GIVEN DATA START

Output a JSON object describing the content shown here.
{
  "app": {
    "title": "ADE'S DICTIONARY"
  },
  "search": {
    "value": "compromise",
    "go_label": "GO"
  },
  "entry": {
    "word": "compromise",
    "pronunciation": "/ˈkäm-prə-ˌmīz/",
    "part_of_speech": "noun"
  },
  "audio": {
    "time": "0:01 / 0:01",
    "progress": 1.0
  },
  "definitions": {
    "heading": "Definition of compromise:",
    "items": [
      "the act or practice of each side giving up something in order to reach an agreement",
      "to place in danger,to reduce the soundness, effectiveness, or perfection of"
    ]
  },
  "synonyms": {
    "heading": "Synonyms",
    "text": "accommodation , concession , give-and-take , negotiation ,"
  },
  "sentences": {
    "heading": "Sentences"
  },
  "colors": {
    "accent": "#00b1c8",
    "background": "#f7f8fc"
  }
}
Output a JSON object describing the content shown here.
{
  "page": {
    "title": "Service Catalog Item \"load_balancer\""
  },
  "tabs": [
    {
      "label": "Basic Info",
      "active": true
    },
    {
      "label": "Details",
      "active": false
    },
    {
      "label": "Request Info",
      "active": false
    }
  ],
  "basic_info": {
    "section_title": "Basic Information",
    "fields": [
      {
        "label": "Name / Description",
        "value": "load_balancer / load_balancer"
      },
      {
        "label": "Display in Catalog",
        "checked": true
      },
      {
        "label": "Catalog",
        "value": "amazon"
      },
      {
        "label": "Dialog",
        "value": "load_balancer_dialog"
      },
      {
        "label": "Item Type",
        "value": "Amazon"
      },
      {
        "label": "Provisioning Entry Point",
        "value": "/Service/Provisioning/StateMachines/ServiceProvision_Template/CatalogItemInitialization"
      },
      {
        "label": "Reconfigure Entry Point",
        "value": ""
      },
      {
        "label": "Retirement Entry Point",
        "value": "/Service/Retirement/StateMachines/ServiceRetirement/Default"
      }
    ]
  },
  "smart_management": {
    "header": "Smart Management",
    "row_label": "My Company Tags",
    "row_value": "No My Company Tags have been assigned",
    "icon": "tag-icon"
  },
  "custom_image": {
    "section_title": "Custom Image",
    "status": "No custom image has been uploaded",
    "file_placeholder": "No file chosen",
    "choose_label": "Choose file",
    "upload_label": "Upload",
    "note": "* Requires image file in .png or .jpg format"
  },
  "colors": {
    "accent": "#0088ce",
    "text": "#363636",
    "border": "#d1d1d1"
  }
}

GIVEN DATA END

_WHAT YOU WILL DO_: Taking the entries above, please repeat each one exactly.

_EXPECTED ANSWER_:
Output a JSON object describing the content shown here.
{
  "app": {
    "title": "ADE'S DICTIONARY"
  },
  "search": {
    "value": "compromise",
    "go_label": "GO"
  },
  "entry": {
    "word": "compromise",
    "pronunciation": "/ˈkäm-prə-ˌmīz/",
    "part_of_speech": "noun"
  },
  "audio": {
    "time": "0:01 / 0:01",
    "progress": 1.0
  },
  "definitions": {
    "heading": "Definition of compromise:",
    "items": [
      "the act or practice of each side giving up something in order to reach an agreement",
      "to place in danger,to reduce the soundness, effectiveness, or perfection of"
    ]
  },
  "synonyms": {
    "heading": "Synonyms",
    "text": "accommodation , concession , give-and-take , negotiation ,"
  },
  "sentences": {
    "heading": "Sentences"
  },
  "colors": {
    "accent": "#00b1c8",
    "background": "#f7f8fc"
  }
}
Output a JSON object describing the content shown here.
{
  "page": {
    "title": "Service Catalog Item \"load_balancer\""
  },
  "tabs": [
    {
      "label": "Basic Info",
      "active": true
    },
    {
      "label": "Details",
      "active": false
    },
    {
      "label": "Request Info",
      "active": false
    }
  ],
  "basic_info": {
    "section_title": "Basic Information",
    "fields": [
      {
        "label": "Name / Description",
        "value": "load_balancer / load_balancer"
      },
      {
        "label": "Display in Catalog",
        "checked": true
      },
      {
        "label": "Catalog",
        "value": "amazon"
      },
      {
        "label": "Dialog",
        "value": "load_balancer_dialog"
      },
      {
        "label": "Item Type",
        "value": "Amazon"
      },
      {
        "label": "Provisioning Entry Point",
        "value": "/Service/Provisioning/StateMachines/ServiceProvision_Template/CatalogItemInitialization"
      },
      {
        "label": "Reconfigure Entry Point",
        "value": ""
      },
      {
        "label": "Retirement Entry Point",
        "value": "/Service/Retirement/StateMachines/ServiceRetirement/Default"
      }
    ]
  },
  "smart_management": {
    "header": "Smart Management",
    "row_label": "My Company Tags",
    "row_value": "No My Company Tags have been assigned",
    "icon": "tag-icon"
  },
  "custom_image": {
    "section_title": "Custom Image",
    "status": "No custom image has been uploaded",
    "file_placeholder": "No file chosen",
    "choose_label": "Choose file",
    "upload_label": "Upload",
    "note": "* Requires image file in .png or .jpg format"
  },
  "colors": {
    "accent": "#0088ce",
    "text": "#363636",
    "border": "#d1d1d1"
  }
}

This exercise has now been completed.